The checkpoint connecting the capital, Mogadishu, to the Lower Shabelle region was manned by members of the Habar Gidir clan, who charged motorists a fee to pass. Three of the victims were civilians, said clan leader Abdi Kaibdid.
The Islamic militia seized control of the capital and much of southern Somalia from an alliance of secular warlords earlier this month. Washington, which accuses the militia of harboring Al Qaeda leaders responsible for deadly 1998 bombings at the U.S. embassies in Kenya and Tanzania, supported the warlords in an attempt to root out terrorists.
On Monday, the radical cleric who is the militia's new leader, Sheikh Hassan Dahir Aweys, said he envisions an Islamic state, a stand likely to reinforce U.S. fears the nation could become a haven for extremists. Aweys was on the U.S. terrorist watch list as a suspected collaborator with Al Qaeda.
Underlining the apparent tougher line, militia leaders said Monday that they will publicly stone to death four suspected rapists if they are convicted in Jowhar, 55 miles from Mogadishu.
"Somalia is a Muslim nation and its people are also Muslim, 100 percent. Therefore any government we agree on would be based on the holy Koran and the teachings of our Prophet Muhammad," Aweys told The Associated Press in a telephone interview, his first comments to the media since being named head of the Islamic militia Saturday.
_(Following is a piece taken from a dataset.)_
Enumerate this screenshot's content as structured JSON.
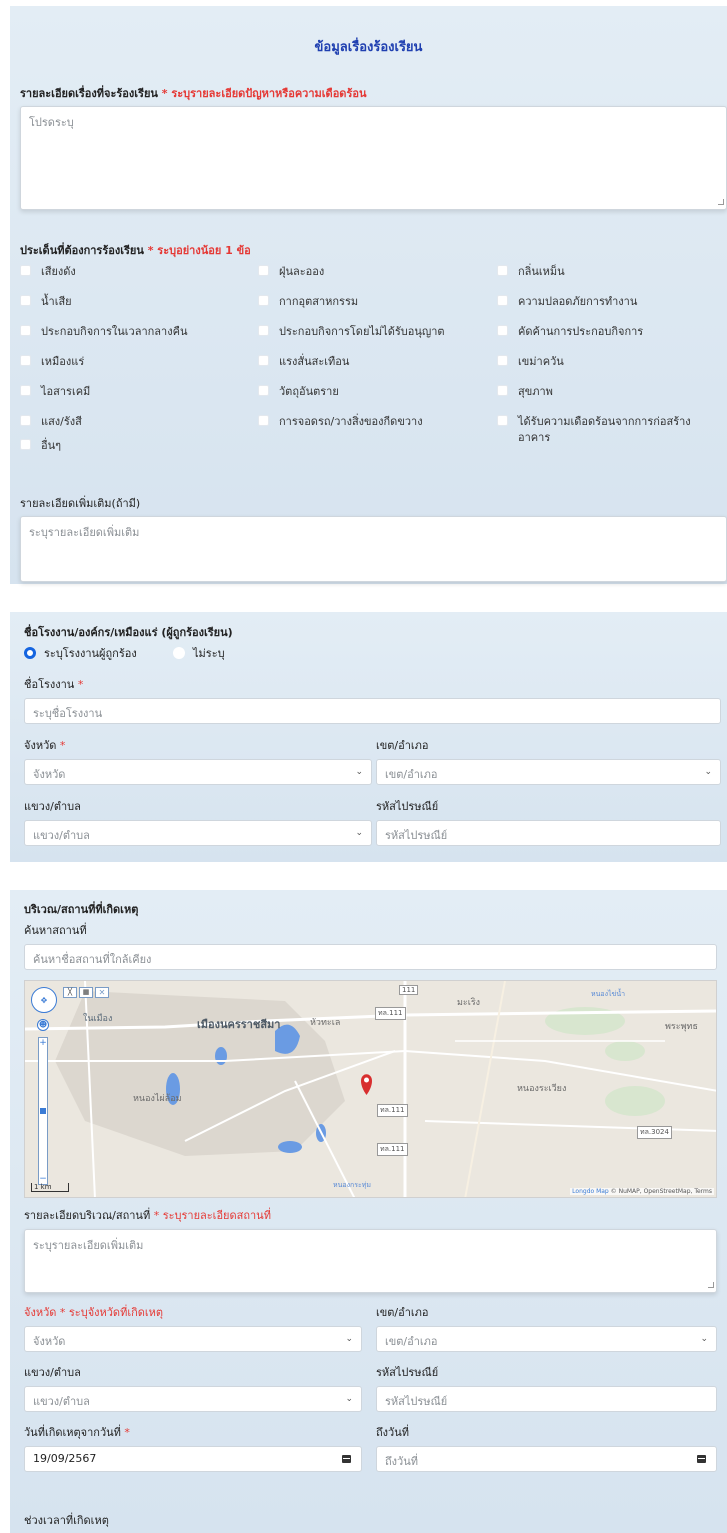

Aweys' stance could put Somalia on a collision course with the United States and the United Nations. The previous militia leader, Sheikh Sharif Sheikh Ahmed, had been reaching out to the West and Somalia's largely powerless U.N.-backed interim government.
Aweys, 71, condemned Western-style democracy and said he was under no obligation to abide by the wishes of the West.
"It is not compulsory for us to hate what the Westerners hate," said the former military colonel, who spoke from his home in central Somalia.
"Our relationship with the U.S. administration will depend on how the U.S. treats us," he added. "If it treats us well, we will also treat them well. If it behaves badly, it will be responsible."
The U.S. government said it had no plans to engage with Aweys but adding it was not ready to conclude he wants to turn Somalia into a terrorist state.
State Department spokesman Sean McCormack said t he United States would wait to see if the militia shows a commitment to fight terrorism, makes an effort to meet the humanitarian needs of the Somali people and works with the interim government.
After the Sept. 11, 2001, attacks on New York and Washington, the United States put Aweys on a terrorist watch list because he and an Islamic group he founded — al-Itihaad — were believed to have had links to Usama bin Laden while bin Laden was living in Sudan in the early 1990s. U.S. officials have not elaborated on the alleged links.
Aweys went into hiding after the Sept. 11 attacks and didn't re-emerge until August 2005, when he helped found the Islamic militia, now known as the Somali Supreme Islamic Courts Council. He told the AP previously that al-Itihaad no longer existed and that he had no ties to Al Qaeda.